cpupower -c 0-175 frequency-set -g performance

Simultaneous multithreading (SMT)

Using SMT, you can concurrently run instruction streams of multiple threads on the same core. On IBM POWER9 processor-based servers, SMT4 is the default setting and most workloads will run well with this default setting. For databases including Scylla, setting SMT to the SMT4 mode is considered a best practice. While POWER9 processor-based servers offer up to four threads per core, Intel processor-based servers provide only two threads per core. Thus, when ScyllaDB runs, it uses four shards per core on POWER9 and two shards per core on Intel processor-based servers.

Use the ppc64_cpu command to set the SMT mode to 4 or 2 as follows:

SMT4: ppc64_cpu --smt=4

SMT2: ppc64_cpu --smt=2

Hardware sizing

Table 3 shows an example of POWER9 configurations for three different installation sizes.

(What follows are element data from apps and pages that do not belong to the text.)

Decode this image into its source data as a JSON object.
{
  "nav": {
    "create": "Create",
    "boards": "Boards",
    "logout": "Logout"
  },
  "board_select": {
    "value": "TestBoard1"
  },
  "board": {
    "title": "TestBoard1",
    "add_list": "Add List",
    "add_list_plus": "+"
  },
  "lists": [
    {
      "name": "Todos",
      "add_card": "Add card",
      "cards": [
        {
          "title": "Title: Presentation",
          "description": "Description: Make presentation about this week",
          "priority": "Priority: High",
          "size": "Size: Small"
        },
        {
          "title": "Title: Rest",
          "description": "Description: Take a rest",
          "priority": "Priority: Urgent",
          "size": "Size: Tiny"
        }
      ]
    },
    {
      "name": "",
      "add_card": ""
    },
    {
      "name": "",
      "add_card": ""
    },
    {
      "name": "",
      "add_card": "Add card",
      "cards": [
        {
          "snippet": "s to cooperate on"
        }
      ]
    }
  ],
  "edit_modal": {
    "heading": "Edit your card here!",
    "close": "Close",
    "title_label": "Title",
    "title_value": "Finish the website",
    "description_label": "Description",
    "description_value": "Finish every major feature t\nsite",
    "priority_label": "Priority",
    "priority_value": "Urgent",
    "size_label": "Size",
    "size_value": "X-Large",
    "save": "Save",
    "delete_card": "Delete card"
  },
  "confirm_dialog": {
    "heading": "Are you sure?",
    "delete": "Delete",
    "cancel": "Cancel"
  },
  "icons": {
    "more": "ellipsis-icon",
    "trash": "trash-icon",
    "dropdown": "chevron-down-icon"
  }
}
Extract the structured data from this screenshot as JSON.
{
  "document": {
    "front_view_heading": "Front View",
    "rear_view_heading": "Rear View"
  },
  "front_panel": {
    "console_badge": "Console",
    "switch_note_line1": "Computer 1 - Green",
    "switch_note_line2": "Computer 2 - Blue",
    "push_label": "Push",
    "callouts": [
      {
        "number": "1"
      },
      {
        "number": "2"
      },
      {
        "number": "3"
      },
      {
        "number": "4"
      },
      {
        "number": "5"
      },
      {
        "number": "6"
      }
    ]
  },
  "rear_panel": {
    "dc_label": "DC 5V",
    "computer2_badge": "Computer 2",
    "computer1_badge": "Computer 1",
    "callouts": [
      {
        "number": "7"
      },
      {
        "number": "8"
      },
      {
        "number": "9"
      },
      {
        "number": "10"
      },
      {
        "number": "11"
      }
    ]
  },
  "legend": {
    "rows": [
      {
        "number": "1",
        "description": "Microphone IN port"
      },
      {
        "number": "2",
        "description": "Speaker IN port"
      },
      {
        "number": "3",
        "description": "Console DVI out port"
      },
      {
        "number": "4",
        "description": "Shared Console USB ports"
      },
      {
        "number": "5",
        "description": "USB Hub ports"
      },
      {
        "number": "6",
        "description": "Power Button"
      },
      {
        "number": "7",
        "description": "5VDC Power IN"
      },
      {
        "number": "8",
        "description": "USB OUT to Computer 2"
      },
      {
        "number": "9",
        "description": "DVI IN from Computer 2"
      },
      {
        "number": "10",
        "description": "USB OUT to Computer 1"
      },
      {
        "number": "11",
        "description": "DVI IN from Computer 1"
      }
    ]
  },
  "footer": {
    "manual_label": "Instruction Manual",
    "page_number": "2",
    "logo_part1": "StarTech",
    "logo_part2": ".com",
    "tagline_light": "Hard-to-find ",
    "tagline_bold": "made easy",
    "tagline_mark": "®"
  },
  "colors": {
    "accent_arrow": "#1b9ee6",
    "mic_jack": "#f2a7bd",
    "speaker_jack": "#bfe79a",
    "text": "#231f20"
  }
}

Table 3.. Example of Scylla installation sizes for IBM POWER9 servers
Installation size IBM Power model Number of cores Memory Disk Network
Test, minimal LC921 or LC922 16 cores 64 GB fast SSD or NVMe 1 Gbps
Production LC922 22 cores
– 1 socket
128 GB fast SSD or NVMe 10 Gbps
Analytics, heavy duty LC922 44 cores
– 2 sockets, 22 cores each
256 GB fast SSD or NVMe 10-40 Gbps

The recommendation for disk size is 30 times the memory size. For the example sizes in Table 3, it would be 1.8TB for Test, 3.7TB for Production, and 7.5TB for Analytics/Heavy duty.

Summary

Scylla was tested with IBM POWER9 processor-based servers and superior throughput was achieved with both database read and write operations. There are several key reasons why Scylla runs really well on IBM POWER9 servers. The sharding feature within Scylla makes full use of simultaneous multithreading on Power architecture for optimal parallelism. POWER9 provides a very high data bandwidth environment that is superior to x86. And, POWER9 allows more memory capacity for larger in-memory database support.